In May 2020, Doctor was driving down a street in Perrine, when he spotted a neighborhood rival, Devin Smith, who happened to be riding a motorbike in the oncoming direction. Like a scene out of a movie, surveillance video shows, Doctor slowed down his car, opened the door, and fired a volley of bullets — hurling Smith from the speeding bike.
Doctor’s defense lawyer, Michael Grieco, insists that Doctor — from afar — saw Smith reaching for his waistband. “In turn, the defendant, who was simply driving home with a passenger, reached for and discharged his firearm multiple times as was his legal right to do so,” Grieco wrote in his motion.
After an immunity hearing last month, Miami-Dade Circuit Judge Laura Stuzin is still mulling her decision.
In many high-profile cases over the past decades, Florida judges have nonetheless sided with prosecutors in immunity claims.
Among those denied immunity: Kendall’s Omar Rodriguez, who shot and killed an unarmed man in a dispute over dog poop; four young men accused of beating up gay men at a Pride Parade on South Beach; and Tampa’s Curtis Reeves, who shot and killed an unarmed movie theater patron after the man threw popcorn at him (Reeves is currently on trial before a jury).

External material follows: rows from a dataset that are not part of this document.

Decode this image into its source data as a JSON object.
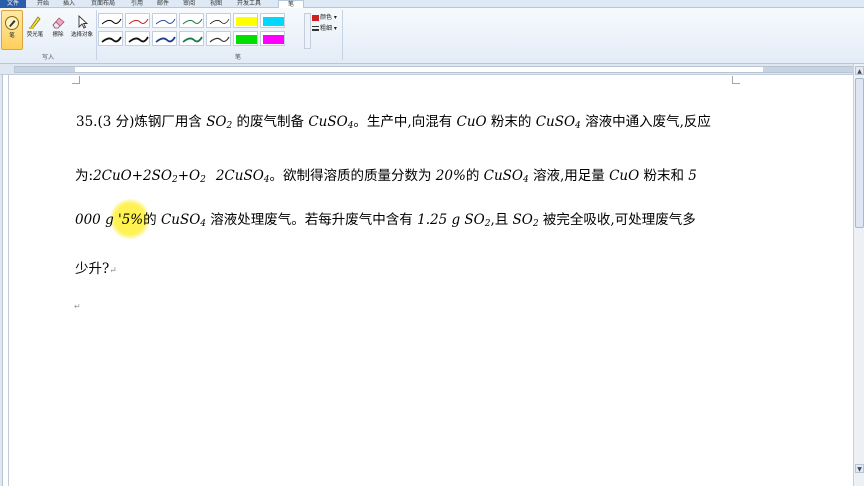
{
  "tabs": [
    "文件",
    "开始",
    "插入",
    "页面布局",
    "引用",
    "邮件",
    "审阅",
    "视图",
    "开发工具",
    "笔"
  ],
  "ribbon": {
    "tools": [
      {
        "label": "笔",
        "icon": "pen-icon"
      },
      {
        "label": "荧光笔",
        "icon": "highlighter-icon"
      },
      {
        "label": "擦除",
        "icon": "eraser-icon"
      },
      {
        "label": "选择对象",
        "icon": "select-objects-icon"
      }
    ],
    "group_write_label": "写入",
    "group_pens_label": "笔",
    "color_label": "颜色",
    "thickness_label": "粗细",
    "pen_colors": [
      "#000000",
      "#cc2222",
      "#2a4fa8",
      "#1f7a3a",
      "#000000",
      "#ffff00",
      "#00d8ff",
      "#111111",
      "#111111",
      "#1f3d8a",
      "#1a7a4a",
      "#333333",
      "#00e000",
      "#ff00ff"
    ],
    "accent": "#ffcf5a"
  },
  "document": {
    "line1": {
      "t1": "35.(3 分)炼钢厂用含 ",
      "so2_a": "SO",
      "sub_a": "2",
      "t2": " 的废气制备 ",
      "cuso4_a": "CuSO",
      "sub_b": "4",
      "t3": "。生产中,向混有 ",
      "cuo_a": "CuO",
      "t4": " 粉末的 ",
      "cuso4_b": "CuSO",
      "sub_c": "4",
      "t5": " 溶液中通入废气,反应"
    },
    "line2": {
      "t1": "为:",
      "eq1": "2CuO+2SO",
      "sub_a": "2",
      "eq2": "+O",
      "sub_b": "2",
      "eq3": "2CuSO",
      "sub_c": "4",
      "t2": "。欲制得溶质的质量分数为 ",
      "pct": "20%",
      "t3": "的 ",
      "cuso4": "CuSO",
      "sub_d": "4",
      "t4": " 溶液,用足量 ",
      "cuo": "CuO",
      "t5": " 粉末和 ",
      "num": "5"
    },
    "line3": {
      "t1": "000 ",
      "g": "g",
      "t2": " '5%",
      "t3": "的 ",
      "cuso4": "CuSO",
      "sub_a": "4",
      "t4": " 溶液处理废气。若每升废气中含有 ",
      "val": "1.25 g SO",
      "sub_b": "2",
      "t5": ",且 ",
      "so2": "SO",
      "sub_c": "2",
      "t6": " 被完全吸收,可处理废气多"
    },
    "line4": {
      "t1": "少升?"
    },
    "para_mark": "↵"
  }
}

But the impact of the law is much bigger than what actually shows up on court dockets. Often times, the cases never even wind up there. No arrests are made or prosecutors decline to press charges.
“The hardest part is we often have two people who are armed or confronting each other — and it’s a challenge figuring out who is the aggressor, said Miami-Dade Chief Assistant State Attorney Kathleen Hoague, who spearheads the legal analyses on many self-defense cases.
That’s what happened in the case of Jonathan Spignolio and Carlos Mena, former brothers-in-law with a history of bad blood between them. On Jan. 10, 2021, Mena rushed over to Spignolio’s house in Hialeah. The reason: Spignolio had punched Mena’s sister during a domestic squabble.
According to a final memo in the case, when Mena got out of his car unarmed, Spignolio started shooting at him. Mena ran back to his car, retrieved a weapon, and a gun battle ensued outside the home.
Each man was struck by a bullet. Spignolio died. Mena survived a gunshot to the chest.
Even though Spignolio was outside his own home, prosecutors said, he was the one who started it — pointing the gun and firing at Mena, who got his gun and fired in self-defense.
“For these reasons,” the memo said,” no charges shall be filed.”